My Dorset legs are designed more for style than utility. Far lighter than the VSPs, the skeleton or internal frame is made from a hollow carbon fiber custom made tube, and like my sports legs, the sockets are shaped to match my residual limbs exactly so I am able to wear the prostheses all day without discomfort. The carbon is used because it has tremendous strength and weighs very little, approx 300gms. The frame is then covered with a polyurethane foam that is then sculpted both to my specific requests and the aesthetic imagination of the prosthetist Bob Watts, who will ask me how I want them to look. (My last pair got a super flexed calf muscle; it serves as a reminder to get the rest of my body to the gym.) Finally, the prosthesis is sheathed in a 2mm custom-made silicone cosmesis. The cosmesis is a truly astounding work of art: a Kevlar-backed and vulcanized silicone sleeve is built up of many thin layers of differently colored silicones that matches my exact skin tone by combing through nearly 500 color swatches of silicone. You won't find any standardized pinky-beige hues here. Dorset will even map hairs or just hair follicles (I prefer mine smooth, thank you), capillaries, veins, moles, and yes… tattoos. The Cosmesis takes a technician 2 weeks to build and sculpt. The result, incredible.
When traveling, I try to always wear my Robocop legs mainly because the shock absorber makes traversing the airport halls more comfortable. I can also easily lift the legs of my yoga pants and pop them off easily on a plane, making air travel much more tolerable when sitting trapped in a confined space for a few hours. An additional travel hazard I face is with airport security metal detectors: wearing legs that look so perfectly human, like the cosmetic pair I have, is not ideal because generally people in airports hear the word "prosthetic" without registering what it means. Being laced with bits of metal, I set off the bells and whistles and it isn't obvious why, and it leads to a more complicated, lengthier interrogation and inspection for me. Anyone who has ever raced to make a connection in Charles de Gaulle airport knows that every minute counts!
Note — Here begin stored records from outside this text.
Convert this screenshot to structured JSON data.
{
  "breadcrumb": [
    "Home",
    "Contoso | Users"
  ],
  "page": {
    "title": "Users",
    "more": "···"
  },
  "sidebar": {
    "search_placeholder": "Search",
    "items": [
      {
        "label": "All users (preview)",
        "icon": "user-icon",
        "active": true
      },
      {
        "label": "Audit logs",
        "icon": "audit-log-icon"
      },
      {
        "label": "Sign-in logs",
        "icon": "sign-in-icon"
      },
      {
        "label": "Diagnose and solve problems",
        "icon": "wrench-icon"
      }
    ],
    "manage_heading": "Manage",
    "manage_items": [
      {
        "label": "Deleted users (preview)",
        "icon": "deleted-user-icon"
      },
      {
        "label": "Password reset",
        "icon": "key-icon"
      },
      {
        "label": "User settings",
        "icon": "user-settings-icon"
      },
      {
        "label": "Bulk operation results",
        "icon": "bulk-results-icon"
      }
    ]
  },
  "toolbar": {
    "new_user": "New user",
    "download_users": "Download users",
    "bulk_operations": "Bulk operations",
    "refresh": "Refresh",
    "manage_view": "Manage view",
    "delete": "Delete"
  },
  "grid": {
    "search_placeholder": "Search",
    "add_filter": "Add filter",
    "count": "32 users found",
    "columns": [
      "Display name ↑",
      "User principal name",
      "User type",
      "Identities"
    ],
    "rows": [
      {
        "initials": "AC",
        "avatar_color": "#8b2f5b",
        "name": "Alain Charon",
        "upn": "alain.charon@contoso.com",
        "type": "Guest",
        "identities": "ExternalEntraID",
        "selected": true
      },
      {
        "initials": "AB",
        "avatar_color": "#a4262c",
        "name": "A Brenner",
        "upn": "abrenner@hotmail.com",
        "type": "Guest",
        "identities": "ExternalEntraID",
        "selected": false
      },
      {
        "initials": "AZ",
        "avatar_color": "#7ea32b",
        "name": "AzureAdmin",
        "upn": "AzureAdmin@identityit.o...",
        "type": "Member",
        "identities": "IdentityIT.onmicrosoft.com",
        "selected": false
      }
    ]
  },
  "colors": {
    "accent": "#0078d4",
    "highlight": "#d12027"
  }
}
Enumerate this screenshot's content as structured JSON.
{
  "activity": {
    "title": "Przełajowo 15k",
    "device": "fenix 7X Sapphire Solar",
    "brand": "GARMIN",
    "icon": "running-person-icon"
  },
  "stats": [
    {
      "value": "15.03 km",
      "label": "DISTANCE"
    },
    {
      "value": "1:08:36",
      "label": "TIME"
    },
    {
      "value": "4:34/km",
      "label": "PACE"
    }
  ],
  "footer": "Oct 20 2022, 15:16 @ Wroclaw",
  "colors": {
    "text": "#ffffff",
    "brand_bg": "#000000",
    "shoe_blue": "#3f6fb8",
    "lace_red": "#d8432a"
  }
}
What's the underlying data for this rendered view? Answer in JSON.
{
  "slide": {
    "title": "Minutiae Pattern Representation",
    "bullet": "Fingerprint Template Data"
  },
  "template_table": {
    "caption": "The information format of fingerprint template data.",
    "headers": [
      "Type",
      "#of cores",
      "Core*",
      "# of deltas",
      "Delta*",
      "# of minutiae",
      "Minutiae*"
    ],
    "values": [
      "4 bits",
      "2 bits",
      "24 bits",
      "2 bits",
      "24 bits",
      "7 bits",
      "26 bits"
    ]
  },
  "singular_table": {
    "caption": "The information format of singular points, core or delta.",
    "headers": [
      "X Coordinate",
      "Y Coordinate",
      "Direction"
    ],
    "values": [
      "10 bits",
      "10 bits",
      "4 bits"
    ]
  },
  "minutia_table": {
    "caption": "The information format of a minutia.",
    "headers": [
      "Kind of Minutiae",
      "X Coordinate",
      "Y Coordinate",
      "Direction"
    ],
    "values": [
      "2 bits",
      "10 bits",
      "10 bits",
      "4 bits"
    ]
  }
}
I once wore my cosmetic legs while transiting in Portugal and (predictably) set off the metal detector. They waived me aside—this was right after 9/11—and in a pathetically muddled hybrid of Spanish and Italian, I was like "no, no, yo tengo…" and "ho due…," struggling to complete the sentence with the Latin root word of "prosthetic." I said what I thought sounded like a good approximation, and I immediately got hauled off to one of those strip search rooms replete with search dogs, because the whole time I was actually saying "leave me alone, I'm with two prostitutes."
Not eager to revisit my lost-in-translation experience, I've learned to keep the cosmetic legs in the suitcase. I wear the Robocop legs, and when I set the metal detectors off, I just show my carbon fiber limbs at the ankle, and it's automatic: we commence with the wanding, the bomb swab, the pat down—if at JFK they have an additional X-ray box with a battery of 10 scans I have to pass—they actually know me by name now.
So I guess that means when traveling, I do anything but try to look like everyone else—which is a bit different from what the UK National Health Service would have ever predicted in 1950. [Image by Nick Knight]
Aimee Mullins is an athlete, speaker, actress and model we met at TEDMED. She's also the guest editor for our theme week This Cyborg Life. Read her bio here.